Legal Attics: Strange and old evidence piles up in police property rooms

 By Steve Garbacz

Daily Journal
GREENWOOD, Ind. (AP) — Police are still trying to figure out where a tombstone from the 1870s was stolen from, but for now it is being stored with thousands of other items that are waiting to be claimed, returned or destroyed.
The tombstone has been in the Greenwood Police Department property room for 12 years, property room manager Jack Napier said. Police suspect it is from a cemetery in Kosciusko County, nearly three hours north of the city, but it isn’t something they’d ever be able to sell at auction and not something that they’re going to destroy.

Now, the tombstone is one of more than 15,000 items that are being stored at the Greenwood Police Department and other local police departments, along with thousands of other pieces of evidence, found bikes and other property.

For some items, such as evidence taken in a criminal case, police are required to hold on to the samples, guns or drugs for decades, so those items pile up much faster than other items, many of which can be sold or destroyed, police told the Daily Journal. Found property, such as a bicycle someone discovers in their front yard, is easier to get rid of. If an owner can’t be found and no one claims it, police can sell it at auction or destroy it after 90 days.

Last year, more than 1,600 items were logged into the property room at the Johnson County Sheriff’s Office, adding to packed shelves already containing more than 30,000 other pieces. By the end of the year, just 286 of those pieces were returned to owners, sold or destroyed. There’s so much stuff — drugs, bottles of alcohol, guns, preserved DNA evidence, clothing, marijuana smoking pipes — that in two years of managing the property room, evidence technician Mark Riley hasn’t even gotten around to checking the case files attached to some of them.

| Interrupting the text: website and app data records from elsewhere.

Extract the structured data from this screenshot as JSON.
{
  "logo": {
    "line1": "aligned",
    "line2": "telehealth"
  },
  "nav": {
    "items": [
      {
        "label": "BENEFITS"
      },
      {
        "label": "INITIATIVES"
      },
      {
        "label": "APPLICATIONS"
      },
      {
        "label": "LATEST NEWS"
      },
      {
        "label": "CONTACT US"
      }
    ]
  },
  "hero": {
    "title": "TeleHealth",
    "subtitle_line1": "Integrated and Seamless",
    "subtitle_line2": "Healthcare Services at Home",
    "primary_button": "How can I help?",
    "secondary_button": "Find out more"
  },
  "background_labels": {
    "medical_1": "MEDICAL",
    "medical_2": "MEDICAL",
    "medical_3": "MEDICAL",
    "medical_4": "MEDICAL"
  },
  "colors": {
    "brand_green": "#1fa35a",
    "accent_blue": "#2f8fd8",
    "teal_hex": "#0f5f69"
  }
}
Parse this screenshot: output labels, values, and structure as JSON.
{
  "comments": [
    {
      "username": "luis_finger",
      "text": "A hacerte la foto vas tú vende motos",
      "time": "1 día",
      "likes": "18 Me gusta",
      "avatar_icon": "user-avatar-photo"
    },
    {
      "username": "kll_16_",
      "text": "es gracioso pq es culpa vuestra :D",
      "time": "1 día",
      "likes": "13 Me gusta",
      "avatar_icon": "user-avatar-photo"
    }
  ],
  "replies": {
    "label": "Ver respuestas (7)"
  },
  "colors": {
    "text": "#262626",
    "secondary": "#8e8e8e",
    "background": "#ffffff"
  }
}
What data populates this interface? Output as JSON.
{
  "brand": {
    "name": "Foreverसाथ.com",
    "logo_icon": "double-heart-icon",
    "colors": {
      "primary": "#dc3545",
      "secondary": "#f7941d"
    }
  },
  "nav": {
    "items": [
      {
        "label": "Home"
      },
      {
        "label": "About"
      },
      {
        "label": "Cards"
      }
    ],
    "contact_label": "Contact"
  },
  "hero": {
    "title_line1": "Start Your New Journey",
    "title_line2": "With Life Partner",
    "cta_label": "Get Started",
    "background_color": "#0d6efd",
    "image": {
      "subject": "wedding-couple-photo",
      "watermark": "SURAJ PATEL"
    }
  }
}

Evidence from criminal cases spends much more time on the shelf. The evidence needs to be held as long as a criminal case is going on, which could take years to resolve.

Even after a conviction, items might need to be kept for years in case of an appeal or court order. For example, one package of cocaine that was seized in 1985 has a court order requiring police to keep it for 55 years, Riley said.

Items from a homicide likely will be kept indefinitely, such as all of the evidence — including DNA, clothing and firearms — gathered in the case of Michael Dean Overstreet, who was convicted of abducting, raping and killing a Franklin College student in the 1990s, Franklin Police Sgt. John Borges said.

But he added Franklin police also have held on to items that people called in about during the initial investigation that may not be connected to the crime, such as empty beer cans, sneakers they found outside or various knives.

Evidence in cold cases is also kept, such as the 250 items collected in the Brookley Louks missing person case that Greenwood police haven’t been able to close, Napier said. Clothing, DNA and other items collected from the Dickus murder investigation in Franklin also will be kept indefinitely, Borges said.

“We try to stay on that and continue to re-evaluate what needs to stay and what needs to go,” Borges said.

Most of the items that get taken out of the sheriff’s office are either found property that hasn’t been claimed after three months, property that someone does claim or items the court directly orders police to release or destroy, Riley said. 

That could be returning a cellphone that was taken from a case that was dismissed or releasing a car from impound after it was seized in a drug case.

Police aren’t automatically notified when a court case is resolved by a guilty plea or jury trial, which makes it harder to keep track of all of the items.

Property room managers check on the status of court cases, and if one has been resolved, contact the prosecutor’s office to find out if it’s OK to destroy items, such as some drugs, or sell others, such a stolen TV. 

Napier starts on his “A” shelf and methodically works down through the “Z” shelf, looking up case numbers.

With more than 15,000 items to go through, one pass takes all year, he said.

“I start once per year, and every piece of evidence I will research. If he’s been convicted and not pleaded guilty, then I have to hold on to it for all the appeals, maybe 10 to 15 years. If he pleads guilty, I’ll contact the prosecutor’s office because he could only appeal the sentence and not the conviction,” he said.

Property room managers will more frequently check on cases associated with large items, such as big-screen TVs or car bumpers, since they take up more space than a plastic bag with an ounce of marijuana, a handgun or cellphone.

“There is a potential that we can have couches, mattresses, doors, windows. If it can be picked up and moved, it has a potential to come into our property room,” Riley said.